AllSigned
All scripts need to be signed
PowerShell will only run scripts that are signed with a digital signature. If you run a script signed by a publisher PowerShell hasn't seen before, PowerShell will ask whether you trust the script's publisher.


    
    Set-ExecutionPolicy  #any of the policy form 4 execution policies 
    
    

if you wanted to allow scripts to run in an unrestricted manner you could type:
 PS c:\ Set-ExecutionPolicy Unrestricted

Restricted -- Restricted is the default execution policy and locks PowerShell down so that commands can be entered only interactively.

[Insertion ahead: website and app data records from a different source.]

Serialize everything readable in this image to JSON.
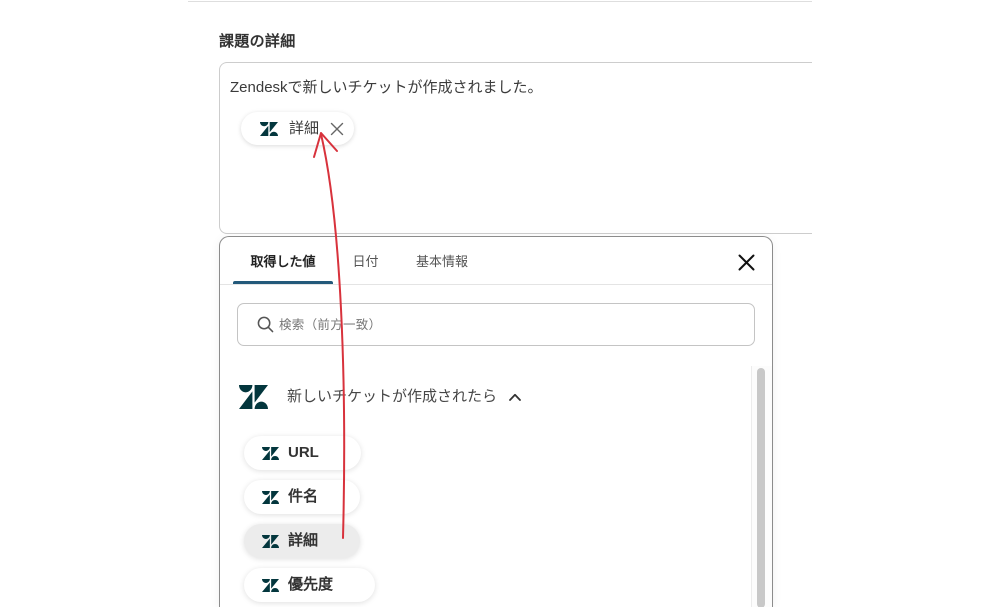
{
  "colors": {
    "accent": "#23597a",
    "zendesk_icon": "#03363d",
    "annotation_arrow": "#d8323c"
  },
  "field": {
    "label": "課題の詳細",
    "text": "Zendeskで新しいチケットが作成されました。",
    "chip": {
      "icon": "zendesk-icon",
      "label": "詳細",
      "remove_icon": "close-icon"
    }
  },
  "picker": {
    "tabs": [
      {
        "label": "取得した値",
        "active": true
      },
      {
        "label": "日付",
        "active": false
      },
      {
        "label": "基本情報",
        "active": false
      }
    ],
    "close_icon": "close-icon",
    "search": {
      "icon": "search-icon",
      "placeholder": "検索（前方一致）",
      "value": ""
    },
    "section": {
      "icon": "zendesk-icon",
      "title": "新しいチケットが作成されたら",
      "toggle_icon": "chevron-up-icon",
      "expanded": true
    },
    "items": [
      {
        "icon": "zendesk-icon",
        "label": "URL",
        "hovered": false
      },
      {
        "icon": "zendesk-icon",
        "label": "件名",
        "hovered": false
      },
      {
        "icon": "zendesk-icon",
        "label": "詳細",
        "hovered": true
      },
      {
        "icon": "zendesk-icon",
        "label": "優先度",
        "hovered": false
      }
    ]
  },
  "annotation": {
    "arrow_icon": "curved-arrow-icon"
  }
}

PowerShell scripts are not allowed to run.
All Signed -- If the execution policy is set to All Signed then scripts will be allowed to run, but only if they are signed by a trusted publisher.
Remote Signed -- If the execution policy is set to Remote Signed, any PowerShell scripts that have been locally created will be allowed to run. Scripts created remotely are allowed to run only if they are signed by a trusted publisher.
Unrestricted -- As the name implies, Unrestricted removes all restrictions from the execution policy.

To view common and other parameters available to the “Set-ExecutionPolicy” cmdlet, type the following at the command prompt:

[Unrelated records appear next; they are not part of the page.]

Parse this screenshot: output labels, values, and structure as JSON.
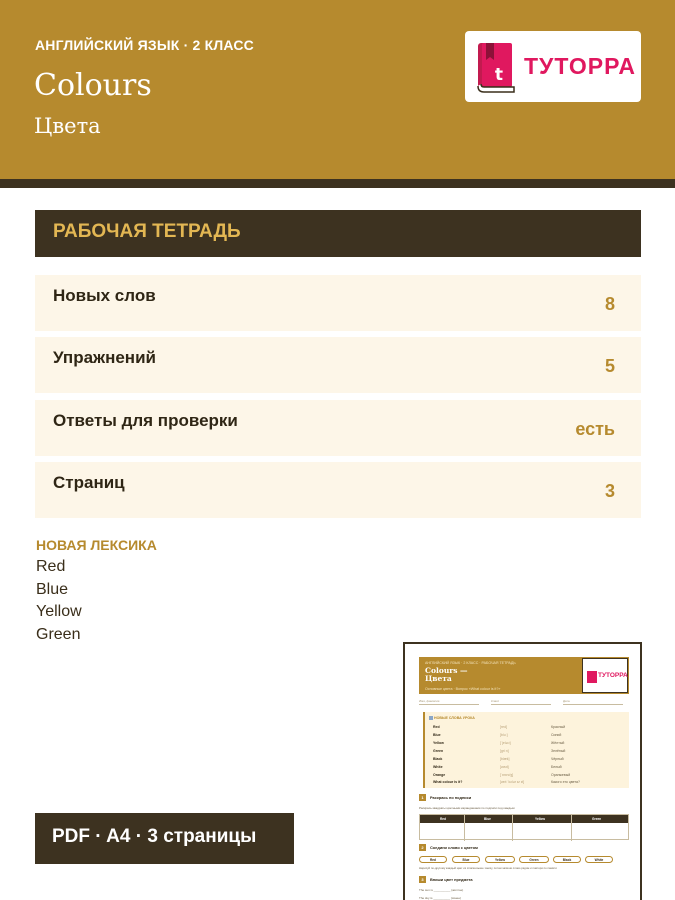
{
  "header": {
    "subject": "АНГЛИЙСКИЙ ЯЗЫК · 2 КЛАСС",
    "title_en": "Colours",
    "title_ru": "Цвета",
    "logo_text": "ТУТОРРА"
  },
  "colors": {
    "header_bg": "#b68a2e",
    "dark": "#3d3220",
    "accent_text": "#e3b753",
    "card_bg": "#fdf6e8",
    "logo_pink": "#e0185f"
  },
  "banner": {
    "label": "РАБОЧАЯ ТЕТРАДЬ"
  },
  "stats": [
    {
      "label": "Новых слов",
      "value": "8"
    },
    {
      "label": "Упражнений",
      "value": "5"
    },
    {
      "label": "Ответы для проверки",
      "value": "есть"
    },
    {
      "label": "Страниц",
      "value": "3"
    }
  ],
  "vocab": {
    "title": "НОВАЯ ЛЕКСИКА",
    "words": [
      "Red",
      "Blue",
      "Yellow",
      "Green"
    ]
  },
  "format_badge": "PDF · A4 · 3 страницы",
  "preview": {
    "subtitle": "АНГЛИЙСКИЙ ЯЗЫК · 2 КЛАСС · РАБОЧАЯ ТЕТРАДЬ",
    "title_line1": "Colours —",
    "title_line2": "Цвета",
    "tagline": "Основные цвета · Вопрос «What colour is it?»",
    "logo_text": "ТУТОРРА",
    "fields": [
      "Имя, фамилия",
      "Класс",
      "Дата"
    ],
    "vocab_title": "НОВЫЕ СЛОВА УРОКА",
    "vocab_rows": [
      {
        "word": "Red",
        "transcription": "[red]",
        "translation": "Красный"
      },
      {
        "word": "Blue",
        "transcription": "[bluː]",
        "translation": "Синий"
      },
      {
        "word": "Yellow",
        "transcription": "[ˈjeləʊ]",
        "translation": "Жёлтый"
      },
      {
        "word": "Green",
        "transcription": "[ɡriːn]",
        "translation": "Зелёный"
      },
      {
        "word": "Black",
        "transcription": "[blæk]",
        "translation": "Чёрный"
      },
      {
        "word": "White",
        "transcription": "[waɪt]",
        "translation": "Белый"
      },
      {
        "word": "Orange",
        "transcription": "[ˈɒrɪndʒ]",
        "translation": "Оранжевый"
      },
      {
        "word": "What colour is it?",
        "transcription": "[wɒt ˈkʌlər ɪz ɪt]",
        "translation": "Какого это цвета?"
      }
    ],
    "task1_num": "1",
    "task1_title": "Раскрась по подписи",
    "task1_text": "Раскрась квадраты цветными карандашами по подписи под каждым",
    "table_headers": [
      "Red",
      "Blue",
      "Yellow",
      "Green"
    ],
    "task2_num": "2",
    "task2_title": "Соедини слово с цветом",
    "chips": [
      "Red",
      "Blue",
      "Yellow",
      "Green",
      "Black",
      "White"
    ],
    "task2_text": "Нарисуй по-другому каждый цвет из списка выше: внизу, потом запиши слово рядом и повтори по памяти",
    "task3_num": "3",
    "task3_title": "Впиши цвет предмета",
    "task3_line1": "The sun is __________ (жёлтое)",
    "task3_line2": "The sky is __________ (синее)"
  }
}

Set-ExecutionPolicy -<tab>

You can cycle through available parameters, for a cmdlet, by continually pressing the “tab” key. Make sure you are using the dash “-” before pressing tab. Note: not only will you see common parameters but, other parameters that are available as well.

Use the “Get-Help” cmdlet for information on parameters available to a cmdlet. Continuing to use the “Set-ExectutionPolicy” cmdlet, let’s get-help:

Get-Help Set-ExecutionPolicy -Full<enter>

In the “Parameters” section, which provides information on parameters available to the cmdlet, there is a list of the common parameters the cmdlet supports.

Examples:

1. In this example, let’s use the -whatif parameter to see “what would happen” if we used the “Set-ExecutionPolicy” cmdlet:

Set-ExecutionPolicy Unrestricted -whatif<enter>

You are presented with the following: Performing operation “Set-ExecutionPolicy” on Target “Unrestricted”.
This is really cool… before you commit any changes you can verify that the cmdlet is going to do what’s expected. Would have been great if “Format C:” had a -whatif parameter.

2. Using the same cmdlet, choose the -confirm parameter to prompt before executing:

Set-ExecutionPolicy Unrestricted -confirm<enter>

Are you sure you want to perform this action?

  • [Y] Yes (Default is “Y”)
  • [A] Yes to All
  • [N] No
  • [L] No to All
  • [S] Suspend
  • [?] Help

Note: Suspend? This option is very useful. Let’s say you are not sure you want to execute the cmdlet because you are not sure what the “ExecutionPolicy” is set to. You can verify the “ExecutionPolicy” before committing the change:

Set-ExecutionPolicy Unrestricted -confirm<enter>

Are you sure you want…

S<enter> (places the prompt in suspend mode as denoted by “>>”).

>>Get-ExecutionPolicy<enter>
Resricted (or whatever the policy is set to).

>>exit<enter> (Typing “exit” leaves suspend mode and returns to the original command)

Are you sure you want…

Y<enter> (Confirms “Yes” and sets the ExecutionPolicy to “Unrestricted”).

We’ve covered a few examples of what you can do with parameters. Since you know how to “Get-Help” for a cmdlet, it’s easy to discover which parameters are available to any cmdlet. Do some exploring and experimentation before moving on to the “Objects” section.